_PROBLEM REQUIREMENTS_
Your reply must consist of the data below, reproduced character for character.
--------
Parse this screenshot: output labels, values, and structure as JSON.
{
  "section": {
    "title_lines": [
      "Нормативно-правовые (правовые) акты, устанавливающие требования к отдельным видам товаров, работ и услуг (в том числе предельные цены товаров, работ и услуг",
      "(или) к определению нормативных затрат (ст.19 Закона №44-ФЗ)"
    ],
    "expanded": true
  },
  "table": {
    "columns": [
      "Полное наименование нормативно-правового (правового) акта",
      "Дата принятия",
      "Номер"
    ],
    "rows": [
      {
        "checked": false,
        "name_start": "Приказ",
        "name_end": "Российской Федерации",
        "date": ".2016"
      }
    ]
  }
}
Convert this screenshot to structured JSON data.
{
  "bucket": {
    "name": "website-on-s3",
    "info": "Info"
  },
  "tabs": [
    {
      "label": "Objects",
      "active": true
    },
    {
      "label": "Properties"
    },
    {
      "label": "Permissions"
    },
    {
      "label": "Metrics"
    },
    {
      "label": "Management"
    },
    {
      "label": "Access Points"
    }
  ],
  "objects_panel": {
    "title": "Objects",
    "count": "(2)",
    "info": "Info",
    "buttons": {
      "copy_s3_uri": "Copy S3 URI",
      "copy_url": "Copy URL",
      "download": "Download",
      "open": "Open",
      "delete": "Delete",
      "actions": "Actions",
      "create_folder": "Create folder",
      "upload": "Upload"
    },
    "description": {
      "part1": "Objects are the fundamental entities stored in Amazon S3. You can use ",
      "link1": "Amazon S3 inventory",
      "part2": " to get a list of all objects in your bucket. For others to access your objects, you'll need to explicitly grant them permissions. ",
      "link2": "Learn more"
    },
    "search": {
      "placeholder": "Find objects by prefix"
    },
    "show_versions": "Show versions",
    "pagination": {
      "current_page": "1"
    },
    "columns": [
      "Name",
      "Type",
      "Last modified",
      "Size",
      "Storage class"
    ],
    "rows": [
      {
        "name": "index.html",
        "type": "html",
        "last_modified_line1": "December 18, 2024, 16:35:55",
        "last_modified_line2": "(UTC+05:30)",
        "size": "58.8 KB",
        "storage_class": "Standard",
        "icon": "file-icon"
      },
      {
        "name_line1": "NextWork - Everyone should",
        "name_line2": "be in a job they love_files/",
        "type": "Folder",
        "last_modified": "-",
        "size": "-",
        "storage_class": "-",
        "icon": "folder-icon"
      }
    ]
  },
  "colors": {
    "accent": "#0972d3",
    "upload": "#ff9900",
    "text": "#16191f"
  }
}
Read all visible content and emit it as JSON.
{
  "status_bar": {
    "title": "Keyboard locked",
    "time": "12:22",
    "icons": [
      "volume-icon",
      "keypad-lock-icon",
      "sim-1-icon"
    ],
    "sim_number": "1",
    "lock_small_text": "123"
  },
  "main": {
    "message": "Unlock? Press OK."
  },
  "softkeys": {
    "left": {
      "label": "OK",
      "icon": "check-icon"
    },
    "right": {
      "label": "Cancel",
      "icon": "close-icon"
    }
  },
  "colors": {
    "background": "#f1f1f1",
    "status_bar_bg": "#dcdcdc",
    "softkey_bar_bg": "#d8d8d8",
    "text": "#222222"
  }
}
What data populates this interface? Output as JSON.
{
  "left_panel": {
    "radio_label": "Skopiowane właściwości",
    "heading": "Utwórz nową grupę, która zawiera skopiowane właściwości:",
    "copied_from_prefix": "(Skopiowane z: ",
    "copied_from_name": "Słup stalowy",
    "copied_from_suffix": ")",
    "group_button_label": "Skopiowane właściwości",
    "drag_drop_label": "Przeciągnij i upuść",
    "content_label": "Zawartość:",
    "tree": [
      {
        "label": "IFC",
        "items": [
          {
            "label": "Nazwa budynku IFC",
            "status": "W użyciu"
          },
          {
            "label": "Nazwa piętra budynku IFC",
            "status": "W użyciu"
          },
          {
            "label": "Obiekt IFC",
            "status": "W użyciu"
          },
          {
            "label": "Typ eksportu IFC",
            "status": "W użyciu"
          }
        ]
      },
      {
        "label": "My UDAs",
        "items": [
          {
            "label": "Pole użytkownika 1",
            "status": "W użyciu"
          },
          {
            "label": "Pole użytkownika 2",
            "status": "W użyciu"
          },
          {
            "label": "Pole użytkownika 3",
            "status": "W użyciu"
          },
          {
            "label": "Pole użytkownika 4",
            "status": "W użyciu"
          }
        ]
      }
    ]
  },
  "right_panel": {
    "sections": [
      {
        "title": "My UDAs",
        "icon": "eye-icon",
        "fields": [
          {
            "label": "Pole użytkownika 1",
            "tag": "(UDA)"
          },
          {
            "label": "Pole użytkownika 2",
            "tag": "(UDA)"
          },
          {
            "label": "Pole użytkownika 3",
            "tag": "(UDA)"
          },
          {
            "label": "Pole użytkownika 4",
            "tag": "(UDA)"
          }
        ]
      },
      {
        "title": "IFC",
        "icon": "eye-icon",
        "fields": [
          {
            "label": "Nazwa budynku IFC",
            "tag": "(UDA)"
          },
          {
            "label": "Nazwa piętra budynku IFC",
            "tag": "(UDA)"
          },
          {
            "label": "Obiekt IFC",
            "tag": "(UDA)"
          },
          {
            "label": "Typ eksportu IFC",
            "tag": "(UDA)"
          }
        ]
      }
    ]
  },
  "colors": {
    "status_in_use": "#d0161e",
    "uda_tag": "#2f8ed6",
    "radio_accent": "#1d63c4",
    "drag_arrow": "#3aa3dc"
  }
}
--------
_OUTPUT OF THE TASK_
Parse this screenshot: output labels, values, and structure as JSON.
{
  "section": {
    "title_lines": [
      "Нормативно-правовые (правовые) акты, устанавливающие требования к отдельным видам товаров, работ и услуг (в том числе предельные цены товаров, работ и услуг",
      "(или) к определению нормативных затрат (ст.19 Закона №44-ФЗ)"
    ],
    "expanded": true
  },
  "table": {
    "columns": [
      "Полное наименование нормативно-правового (правового) акта",
      "Дата принятия",
      "Номер"
    ],
    "rows": [
      {
        "checked": false,
        "name_start": "Приказ",
        "name_end": "Российской Федерации",
        "date": ".2016"
      }
    ]
  }
}
Convert this screenshot to structured JSON data.
{
  "bucket": {
    "name": "website-on-s3",
    "info": "Info"
  },
  "tabs": [
    {
      "label": "Objects",
      "active": true
    },
    {
      "label": "Properties"
    },
    {
      "label": "Permissions"
    },
    {
      "label": "Metrics"
    },
    {
      "label": "Management"
    },
    {
      "label": "Access Points"
    }
  ],
  "objects_panel": {
    "title": "Objects",
    "count": "(2)",
    "info": "Info",
    "buttons": {
      "copy_s3_uri": "Copy S3 URI",
      "copy_url": "Copy URL",
      "download": "Download",
      "open": "Open",
      "delete": "Delete",
      "actions": "Actions",
      "create_folder": "Create folder",
      "upload": "Upload"
    },
    "description": {
      "part1": "Objects are the fundamental entities stored in Amazon S3. You can use ",
      "link1": "Amazon S3 inventory",
      "part2": " to get a list of all objects in your bucket. For others to access your objects, you'll need to explicitly grant them permissions. ",
      "link2": "Learn more"
    },
    "search": {
      "placeholder": "Find objects by prefix"
    },
    "show_versions": "Show versions",
    "pagination": {
      "current_page": "1"
    },
    "columns": [
      "Name",
      "Type",
      "Last modified",
      "Size",
      "Storage class"
    ],
    "rows": [
      {
        "name": "index.html",
        "type": "html",
        "last_modified_line1": "December 18, 2024, 16:35:55",
        "last_modified_line2": "(UTC+05:30)",
        "size": "58.8 KB",
        "storage_class": "Standard",
        "icon": "file-icon"
      },
      {
        "name_line1": "NextWork - Everyone should",
        "name_line2": "be in a job they love_files/",
        "type": "Folder",
        "last_modified": "-",
        "size": "-",
        "storage_class": "-",
        "icon": "folder-icon"
      }
    ]
  },
  "colors": {
    "accent": "#0972d3",
    "upload": "#ff9900",
    "text": "#16191f"
  }
}
Read all visible content and emit it as JSON.
{
  "status_bar": {
    "title": "Keyboard locked",
    "time": "12:22",
    "icons": [
      "volume-icon",
      "keypad-lock-icon",
      "sim-1-icon"
    ],
    "sim_number": "1",
    "lock_small_text": "123"
  },
  "main": {
    "message": "Unlock? Press OK."
  },
  "softkeys": {
    "left": {
      "label": "OK",
      "icon": "check-icon"
    },
    "right": {
      "label": "Cancel",
      "icon": "close-icon"
    }
  },
  "colors": {
    "background": "#f1f1f1",
    "status_bar_bg": "#dcdcdc",
    "softkey_bar_bg": "#d8d8d8",
    "text": "#222222"
  }
}
What data populates this interface? Output as JSON.
{
  "left_panel": {
    "radio_label": "Skopiowane właściwości",
    "heading": "Utwórz nową grupę, która zawiera skopiowane właściwości:",
    "copied_from_prefix": "(Skopiowane z: ",
    "copied_from_name": "Słup stalowy",
    "copied_from_suffix": ")",
    "group_button_label": "Skopiowane właściwości",
    "drag_drop_label": "Przeciągnij i upuść",
    "content_label": "Zawartość:",
    "tree": [
      {
        "label": "IFC",
        "items": [
          {
            "label": "Nazwa budynku IFC",
            "status": "W użyciu"
          },
          {
            "label": "Nazwa piętra budynku IFC",
            "status": "W użyciu"
          },
          {
            "label": "Obiekt IFC",
            "status": "W użyciu"
          },
          {
            "label": "Typ eksportu IFC",
            "status": "W użyciu"
          }
        ]
      },
      {
        "label": "My UDAs",
        "items": [
          {
            "label": "Pole użytkownika 1",
            "status": "W użyciu"
          },
          {
            "label": "Pole użytkownika 2",
            "status": "W użyciu"
          },
          {
            "label": "Pole użytkownika 3",
            "status": "W użyciu"
          },
          {
            "label": "Pole użytkownika 4",
            "status": "W użyciu"
          }
        ]
      }
    ]
  },
  "right_panel": {
    "sections": [
      {
        "title": "My UDAs",
        "icon": "eye-icon",
        "fields": [
          {
            "label": "Pole użytkownika 1",
            "tag": "(UDA)"
          },
          {
            "label": "Pole użytkownika 2",
            "tag": "(UDA)"
          },
          {
            "label": "Pole użytkownika 3",
            "tag": "(UDA)"
          },
          {
            "label": "Pole użytkownika 4",
            "tag": "(UDA)"
          }
        ]
      },
      {
        "title": "IFC",
        "icon": "eye-icon",
        "fields": [
          {
            "label": "Nazwa budynku IFC",
            "tag": "(UDA)"
          },
          {
            "label": "Nazwa piętra budynku IFC",
            "tag": "(UDA)"
          },
          {
            "label": "Obiekt IFC",
            "tag": "(UDA)"
          },
          {
            "label": "Typ eksportu IFC",
            "tag": "(UDA)"
          }
        ]
      }
    ]
  },
  "colors": {
    "status_in_use": "#d0161e",
    "uda_tag": "#2f8ed6",
    "radio_accent": "#1d63c4",
    "drag_arrow": "#3aa3dc"
  }
}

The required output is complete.